Wednesday, September 19, 2007

Book meme

I got tagged by Nicole! Okay, so she tagged everyone.

Total Number of Books Owned: A little over 1456

Last book bought: The Discovery of Insulin by Michael Bliss. Very interesting. What a lot of drama went on.

Last Book Read: Harry Potter and the Deathly Hallows. (I actually reread the whole series after reading DH originally.)

Five Books That Mean a Lot to You:

1. Using Insulin by John Walsh. Seriously.
2. Type 1 Diabetes by Ragnar Hanas. Makes me want to move to Scandinavia.
3. The Silent Language by Edward T. Hall. Really, most of his books. Completely fascinating and explained things I had been wondering about (and struggling with) for a long time.
4. Longer Views by Samuel Delany - Amazing writer, amazing book.
5. Fire in the Lake: the Vietnamese and the Americans in Vietnam by Frances Fitzgerald - I was stunned when I first read this. I had to check the publication date repeatedly because I couldn't believe it. I even met a Vietnam scholar who didn't know this book. Apparently the least known and best book on the subject? No wonder it seems history is doomed to repeat itself.

Best Five Books You Read in the Last Year: I haven't read a lot of books in the past year because of my eyes (not related to diabetes)

1. Mama Might Be Better Off Dead: The Failure of Healthcare in Urban America by Laurie Kaye Abraham - I knew a lot of it already, but the book really brought it home.
2. Abraham by Bruce Feiler - About the role of Abraham in Judaism, Islam, and Christianity. Boy did he ever do some crazy things! And yet it all worked out somehow.
3. Medicine and Culture by Lynn Payer - I think "Sicko" left some things out when praising France's medical system, heh. I'm not going to tell you; you'll have to read about it.
4. Native Speaker by Chang-Rae Lee - can that man ever write. It was refreshing just to read something that well-written.
5. Okay, not a book but a series: the Mas Arai series by Naomi Hirahara. Pretty good mysteries and felt pretty familiar to me. I think she got it right.

I guess I will do the open tag thing, too. Do it if you want!


Chrissie in Belgium said...

Oh gosh Lili, you know how me and books are close buddies - but to do this meme I would have to spend so much time at the computer..... and that makes me feel like s**t! Instead, I will just continue mentioning in my blog entries the good books I come across as I read them. I guess you could call me too self-centered. I am off to the park and a play with Skye and other dog buddies! Thanks for you time and effort. I will check out the titles you have mentioned at Barnes & Nobles' site. I really value their Kirkus Reviews. Toodles! BTW - have your ketones disappeared? Mine haven't! I ALWAYS have low-value ketones!

Lili said...

Chrissie - No problem. And yes, I do always have trace ketones. When they get in the higher trace range, I get very sick and nauseated. Strange, isn't it?

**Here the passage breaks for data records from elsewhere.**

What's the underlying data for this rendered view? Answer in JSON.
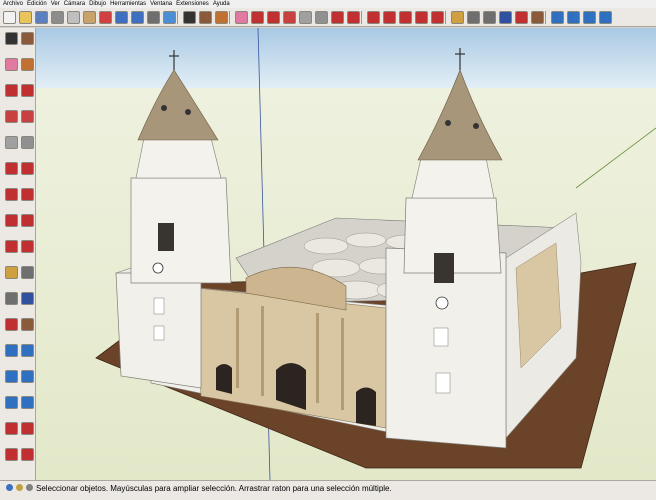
{
  "menu": [
    "Archivo",
    "Edición",
    "Ver",
    "Cámara",
    "Dibujo",
    "Herramientas",
    "Ventana",
    "Extensiones",
    "Ayuda"
  ],
  "toolbar_icons": [
    {
      "name": "new-file-icon",
      "color": "#f2f2f2"
    },
    {
      "name": "open-file-icon",
      "color": "#e9c45a"
    },
    {
      "name": "save-icon",
      "color": "#5b7fbf"
    },
    {
      "name": "cut-icon",
      "color": "#8c8c8c"
    },
    {
      "name": "copy-icon",
      "color": "#bfbfbf"
    },
    {
      "name": "paste-icon",
      "color": "#c9a46a"
    },
    {
      "name": "erase-icon",
      "color": "#d04040"
    },
    {
      "name": "undo-icon",
      "color": "#3f6fbf"
    },
    {
      "name": "redo-icon",
      "color": "#3f6fbf"
    },
    {
      "name": "print-icon",
      "color": "#6f6f6f"
    },
    {
      "name": "model-info-icon",
      "color": "#4a8fd6"
    },
    {
      "name": "select-icon",
      "color": "#333333"
    },
    {
      "name": "component-icon",
      "color": "#8a5a3a"
    },
    {
      "name": "paint-bucket-icon",
      "color": "#c07030"
    },
    {
      "name": "eraser-icon",
      "color": "#e07aa0"
    },
    {
      "name": "line-icon",
      "color": "#c03030"
    },
    {
      "name": "arc-icon",
      "color": "#c03030"
    },
    {
      "name": "rectangle-icon",
      "color": "#c84040"
    },
    {
      "name": "circle-icon",
      "color": "#a0a0a0"
    },
    {
      "name": "polygon-icon",
      "color": "#909090"
    },
    {
      "name": "freehand-icon",
      "color": "#c03030"
    },
    {
      "name": "push-pull-icon",
      "color": "#c03030"
    },
    {
      "name": "move-icon",
      "color": "#c03030"
    },
    {
      "name": "rotate-icon",
      "color": "#c03030"
    },
    {
      "name": "follow-me-icon",
      "color": "#c03030"
    },
    {
      "name": "scale-icon",
      "color": "#c03030"
    },
    {
      "name": "offset-icon",
      "color": "#c03030"
    },
    {
      "name": "tape-measure-icon",
      "color": "#d0a040"
    },
    {
      "name": "dimension-icon",
      "color": "#6f6f6f"
    },
    {
      "name": "protractor-icon",
      "color": "#6f6f6f"
    },
    {
      "name": "text-icon",
      "color": "#3050a0"
    },
    {
      "name": "axes-icon",
      "color": "#c03030"
    },
    {
      "name": "3d-text-icon",
      "color": "#8a5a3a"
    },
    {
      "name": "orbit-icon",
      "color": "#3070c0"
    },
    {
      "name": "pan-icon",
      "color": "#3070c0"
    },
    {
      "name": "zoom-icon",
      "color": "#3070c0"
    },
    {
      "name": "zoom-extents-icon",
      "color": "#3070c0"
    }
  ],
  "left_toolbar_icons": [
    "select-icon",
    "component-icon",
    "eraser-icon",
    "paint-bucket-icon",
    "line-icon",
    "freehand-icon",
    "rectangle-icon",
    "rotated-rectangle-icon",
    "circle-icon",
    "polygon-icon",
    "arc-icon",
    "pie-icon",
    "move-icon",
    "push-pull-icon",
    "rotate-icon",
    "follow-me-icon",
    "scale-icon",
    "offset-icon",
    "tape-measure-icon",
    "dimension-icon",
    "protractor-icon",
    "text-icon",
    "axes-icon",
    "3d-text-icon",
    "orbit-icon",
    "pan-icon",
    "zoom-icon",
    "zoom-window-icon",
    "zoom-extents-icon",
    "previous-view-icon",
    "position-camera-icon",
    "walk-icon",
    "look-around-icon",
    "section-plane-icon"
  ],
  "status_text": "Seleccionar objetos. Mayúsculas para ampliar selección. Arrastrar raton para una selección múltiple.",
  "colors": {
    "sky": "#c9dce8",
    "ground": "#e6ecd0",
    "base": "#6a4328",
    "facade_white": "#f1efe9",
    "facade_stone": "#d9c7a3",
    "roof": "#bfb8a6",
    "dome": "#a8967a"
  }
}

IDFSteph said...


Wow, you are quite the reader and the books you choose are so eclectic! My brother, who works for a publishing company, would surely admire you.

Moving on, because you are living with and blogging about diabetes, I thought you might help the International Diabetes Federation (IDF) out with our World Diabetes Day campaign.

Here's how and why:
We are in the midst of our preparations for the first UN-observed World Diabetes Day ( on 14 November this year, and I wanted to ask you if you would like to help us to spread awareness of this worldwide event and the theme we have chosen for it this year - Diabetes in Children and Adolescents.

It is estimated that over 200 children develop type 1 diabetes every day and there's no question that the disease often hits disadvantaged communities the hardest, and that children in the developing world can die because their parents are unable to afford medication. In many countries diabetes is still considered an adult disease and as a result can be diagnosed late with severe consequences, including death. Even after diagnosis many children experience poor control and develop complications early.

This is why one of our key objectives for World Diabetes Day this year is to double the number of children covered by the Life for a Child Program - We also want to encourage initiatives that can help to reduce diabetic ketoacidosis (diabetic coma) and to promote the sort of healthy lifestyles which can prevent the onset of type 2 diabetes in children.

A version of the diabetes circle, the icon we used for our Unite for Diabetes campaign has now been adopted for World Diabetes Day and we have produced a number of web banners that you can view and download here

The way in which you can help us spread awareness of World Diabetes Day is to add one of the banners to your own blog, which we would really appreciate.

The UN's World Diabetes Day Resolution (61/225) was really just the first goal of an ambitious campaign that we have been leading. This is the first time a non-communicable disease has been recognised as a serious threat to global public health and we are hoping now to further raise awareness globally of the disease that is predicted to contribute to 6% of the world’s mortality in 2007.

If you would like to know more about the UN Resolution and our plans for World Diabetes Day this year, just drop me a line at and I will get back to you with more information.

Kind regards,
Stephanie Tanner
IDF - Communications Assistant